■ Goal of the exercise
Return each entry exactly, with none missing.

■ Exercise inputs
* * * *

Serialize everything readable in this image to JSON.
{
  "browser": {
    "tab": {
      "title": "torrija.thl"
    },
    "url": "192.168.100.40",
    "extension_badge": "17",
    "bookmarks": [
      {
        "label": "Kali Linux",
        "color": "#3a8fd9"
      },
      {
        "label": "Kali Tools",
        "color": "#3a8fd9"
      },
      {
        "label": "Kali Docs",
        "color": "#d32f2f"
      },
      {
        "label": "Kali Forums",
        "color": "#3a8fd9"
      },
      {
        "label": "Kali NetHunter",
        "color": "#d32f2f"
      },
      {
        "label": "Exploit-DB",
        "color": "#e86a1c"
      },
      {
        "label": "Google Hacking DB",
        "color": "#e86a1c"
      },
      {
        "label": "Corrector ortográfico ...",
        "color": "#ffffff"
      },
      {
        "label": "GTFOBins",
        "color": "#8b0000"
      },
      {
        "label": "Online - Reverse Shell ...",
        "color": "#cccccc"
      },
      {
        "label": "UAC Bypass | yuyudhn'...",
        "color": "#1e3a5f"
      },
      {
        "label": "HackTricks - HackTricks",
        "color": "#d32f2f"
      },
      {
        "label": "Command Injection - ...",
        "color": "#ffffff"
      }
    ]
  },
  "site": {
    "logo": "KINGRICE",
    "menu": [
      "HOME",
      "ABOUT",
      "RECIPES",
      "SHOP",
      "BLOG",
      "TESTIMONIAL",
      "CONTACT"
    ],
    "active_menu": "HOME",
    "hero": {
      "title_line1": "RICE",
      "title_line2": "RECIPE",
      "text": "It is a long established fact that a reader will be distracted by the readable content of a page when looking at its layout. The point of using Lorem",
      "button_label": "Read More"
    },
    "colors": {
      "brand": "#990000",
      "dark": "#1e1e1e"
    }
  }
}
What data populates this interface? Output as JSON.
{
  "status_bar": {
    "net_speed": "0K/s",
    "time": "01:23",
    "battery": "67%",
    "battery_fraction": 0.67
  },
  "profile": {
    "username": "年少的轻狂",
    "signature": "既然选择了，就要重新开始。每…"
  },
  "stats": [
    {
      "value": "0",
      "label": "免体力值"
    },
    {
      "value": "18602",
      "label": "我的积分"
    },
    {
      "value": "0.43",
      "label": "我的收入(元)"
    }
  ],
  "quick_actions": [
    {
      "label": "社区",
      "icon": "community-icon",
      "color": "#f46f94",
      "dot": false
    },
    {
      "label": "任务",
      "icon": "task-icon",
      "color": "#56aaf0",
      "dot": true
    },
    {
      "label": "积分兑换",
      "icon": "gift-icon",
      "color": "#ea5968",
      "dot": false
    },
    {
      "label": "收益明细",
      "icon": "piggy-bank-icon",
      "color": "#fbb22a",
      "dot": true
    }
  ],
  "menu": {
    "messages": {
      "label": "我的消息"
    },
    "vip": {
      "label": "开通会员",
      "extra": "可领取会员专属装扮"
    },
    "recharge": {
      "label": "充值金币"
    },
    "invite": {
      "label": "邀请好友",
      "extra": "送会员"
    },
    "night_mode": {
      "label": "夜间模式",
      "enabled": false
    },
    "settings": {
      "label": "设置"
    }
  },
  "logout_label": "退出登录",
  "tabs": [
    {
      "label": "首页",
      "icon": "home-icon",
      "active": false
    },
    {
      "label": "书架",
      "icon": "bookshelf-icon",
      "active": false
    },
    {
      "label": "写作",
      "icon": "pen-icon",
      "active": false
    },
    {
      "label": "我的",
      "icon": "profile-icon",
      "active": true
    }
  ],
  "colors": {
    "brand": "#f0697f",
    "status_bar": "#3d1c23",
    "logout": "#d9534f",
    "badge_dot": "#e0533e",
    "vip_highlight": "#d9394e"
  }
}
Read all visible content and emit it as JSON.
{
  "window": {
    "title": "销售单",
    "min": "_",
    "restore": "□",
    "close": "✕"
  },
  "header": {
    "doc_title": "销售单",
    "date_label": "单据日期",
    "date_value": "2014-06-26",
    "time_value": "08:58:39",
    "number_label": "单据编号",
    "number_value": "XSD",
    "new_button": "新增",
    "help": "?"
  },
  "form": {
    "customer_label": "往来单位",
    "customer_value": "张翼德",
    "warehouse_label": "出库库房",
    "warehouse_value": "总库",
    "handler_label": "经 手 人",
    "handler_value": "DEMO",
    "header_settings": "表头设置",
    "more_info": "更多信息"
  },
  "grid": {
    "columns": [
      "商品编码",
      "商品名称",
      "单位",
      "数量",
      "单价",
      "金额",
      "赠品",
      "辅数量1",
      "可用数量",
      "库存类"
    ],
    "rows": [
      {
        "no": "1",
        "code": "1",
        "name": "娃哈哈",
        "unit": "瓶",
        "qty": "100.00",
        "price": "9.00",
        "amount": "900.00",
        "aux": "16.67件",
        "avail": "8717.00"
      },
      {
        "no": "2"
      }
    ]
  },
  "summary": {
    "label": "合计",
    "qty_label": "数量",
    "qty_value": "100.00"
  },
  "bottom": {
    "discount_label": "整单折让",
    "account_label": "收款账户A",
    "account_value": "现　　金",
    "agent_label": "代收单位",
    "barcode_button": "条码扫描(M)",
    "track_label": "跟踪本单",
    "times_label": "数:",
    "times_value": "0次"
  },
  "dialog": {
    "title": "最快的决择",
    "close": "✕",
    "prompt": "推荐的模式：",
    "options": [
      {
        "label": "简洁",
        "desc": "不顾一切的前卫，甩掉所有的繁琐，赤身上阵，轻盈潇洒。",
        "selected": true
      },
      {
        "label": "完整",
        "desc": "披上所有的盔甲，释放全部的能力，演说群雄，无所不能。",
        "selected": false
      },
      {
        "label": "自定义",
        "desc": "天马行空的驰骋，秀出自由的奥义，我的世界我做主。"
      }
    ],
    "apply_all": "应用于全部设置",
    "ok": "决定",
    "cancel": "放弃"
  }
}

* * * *

■ Answer to the exercise
Serialize everything readable in this image to JSON.
{
  "browser": {
    "tab": {
      "title": "torrija.thl"
    },
    "url": "192.168.100.40",
    "extension_badge": "17",
    "bookmarks": [
      {
        "label": "Kali Linux",
        "color": "#3a8fd9"
      },
      {
        "label": "Kali Tools",
        "color": "#3a8fd9"
      },
      {
        "label": "Kali Docs",
        "color": "#d32f2f"
      },
      {
        "label": "Kali Forums",
        "color": "#3a8fd9"
      },
      {
        "label": "Kali NetHunter",
        "color": "#d32f2f"
      },
      {
        "label": "Exploit-DB",
        "color": "#e86a1c"
      },
      {
        "label": "Google Hacking DB",
        "color": "#e86a1c"
      },
      {
        "label": "Corrector ortográfico ...",
        "color": "#ffffff"
      },
      {
        "label": "GTFOBins",
        "color": "#8b0000"
      },
      {
        "label": "Online - Reverse Shell ...",
        "color": "#cccccc"
      },
      {
        "label": "UAC Bypass | yuyudhn'...",
        "color": "#1e3a5f"
      },
      {
        "label": "HackTricks - HackTricks",
        "color": "#d32f2f"
      },
      {
        "label": "Command Injection - ...",
        "color": "#ffffff"
      }
    ]
  },
  "site": {
    "logo": "KINGRICE",
    "menu": [
      "HOME",
      "ABOUT",
      "RECIPES",
      "SHOP",
      "BLOG",
      "TESTIMONIAL",
      "CONTACT"
    ],
    "active_menu": "HOME",
    "hero": {
      "title_line1": "RICE",
      "title_line2": "RECIPE",
      "text": "It is a long established fact that a reader will be distracted by the readable content of a page when looking at its layout. The point of using Lorem",
      "button_label": "Read More"
    },
    "colors": {
      "brand": "#990000",
      "dark": "#1e1e1e"
    }
  }
}
What data populates this interface? Output as JSON.
{
  "status_bar": {
    "net_speed": "0K/s",
    "time": "01:23",
    "battery": "67%",
    "battery_fraction": 0.67
  },
  "profile": {
    "username": "年少的轻狂",
    "signature": "既然选择了，就要重新开始。每…"
  },
  "stats": [
    {
      "value": "0",
      "label": "免体力值"
    },
    {
      "value": "18602",
      "label": "我的积分"
    },
    {
      "value": "0.43",
      "label": "我的收入(元)"
    }
  ],
  "quick_actions": [
    {
      "label": "社区",
      "icon": "community-icon",
      "color": "#f46f94",
      "dot": false
    },
    {
      "label": "任务",
      "icon": "task-icon",
      "color": "#56aaf0",
      "dot": true
    },
    {
      "label": "积分兑换",
      "icon": "gift-icon",
      "color": "#ea5968",
      "dot": false
    },
    {
      "label": "收益明细",
      "icon": "piggy-bank-icon",
      "color": "#fbb22a",
      "dot": true
    }
  ],
  "menu": {
    "messages": {
      "label": "我的消息"
    },
    "vip": {
      "label": "开通会员",
      "extra": "可领取会员专属装扮"
    },
    "recharge": {
      "label": "充值金币"
    },
    "invite": {
      "label": "邀请好友",
      "extra": "送会员"
    },
    "night_mode": {
      "label": "夜间模式",
      "enabled": false
    },
    "settings": {
      "label": "设置"
    }
  },
  "logout_label": "退出登录",
  "tabs": [
    {
      "label": "首页",
      "icon": "home-icon",
      "active": false
    },
    {
      "label": "书架",
      "icon": "bookshelf-icon",
      "active": false
    },
    {
      "label": "写作",
      "icon": "pen-icon",
      "active": false
    },
    {
      "label": "我的",
      "icon": "profile-icon",
      "active": true
    }
  ],
  "colors": {
    "brand": "#f0697f",
    "status_bar": "#3d1c23",
    "logout": "#d9534f",
    "badge_dot": "#e0533e",
    "vip_highlight": "#d9394e"
  }
}
Read all visible content and emit it as JSON.
{
  "window": {
    "title": "销售单",
    "min": "_",
    "restore": "□",
    "close": "✕"
  },
  "header": {
    "doc_title": "销售单",
    "date_label": "单据日期",
    "date_value": "2014-06-26",
    "time_value": "08:58:39",
    "number_label": "单据编号",
    "number_value": "XSD",
    "new_button": "新增",
    "help": "?"
  },
  "form": {
    "customer_label": "往来单位",
    "customer_value": "张翼德",
    "warehouse_label": "出库库房",
    "warehouse_value": "总库",
    "handler_label": "经 手 人",
    "handler_value": "DEMO",
    "header_settings": "表头设置",
    "more_info": "更多信息"
  },
  "grid": {
    "columns": [
      "商品编码",
      "商品名称",
      "单位",
      "数量",
      "单价",
      "金额",
      "赠品",
      "辅数量1",
      "可用数量",
      "库存类"
    ],
    "rows": [
      {
        "no": "1",
        "code": "1",
        "name": "娃哈哈",
        "unit": "瓶",
        "qty": "100.00",
        "price": "9.00",
        "amount": "900.00",
        "aux": "16.67件",
        "avail": "8717.00"
      },
      {
        "no": "2"
      }
    ]
  },
  "summary": {
    "label": "合计",
    "qty_label": "数量",
    "qty_value": "100.00"
  },
  "bottom": {
    "discount_label": "整单折让",
    "account_label": "收款账户A",
    "account_value": "现　　金",
    "agent_label": "代收单位",
    "barcode_button": "条码扫描(M)",
    "track_label": "跟踪本单",
    "times_label": "数:",
    "times_value": "0次"
  },
  "dialog": {
    "title": "最快的决择",
    "close": "✕",
    "prompt": "推荐的模式：",
    "options": [
      {
        "label": "简洁",
        "desc": "不顾一切的前卫，甩掉所有的繁琐，赤身上阵，轻盈潇洒。",
        "selected": true
      },
      {
        "label": "完整",
        "desc": "披上所有的盔甲，释放全部的能力，演说群雄，无所不能。",
        "selected": false
      },
      {
        "label": "自定义",
        "desc": "天马行空的驰骋，秀出自由的奥义，我的世界我做主。"
      }
    ],
    "apply_all": "应用于全部设置",
    "ok": "决定",
    "cancel": "放弃"
  }
}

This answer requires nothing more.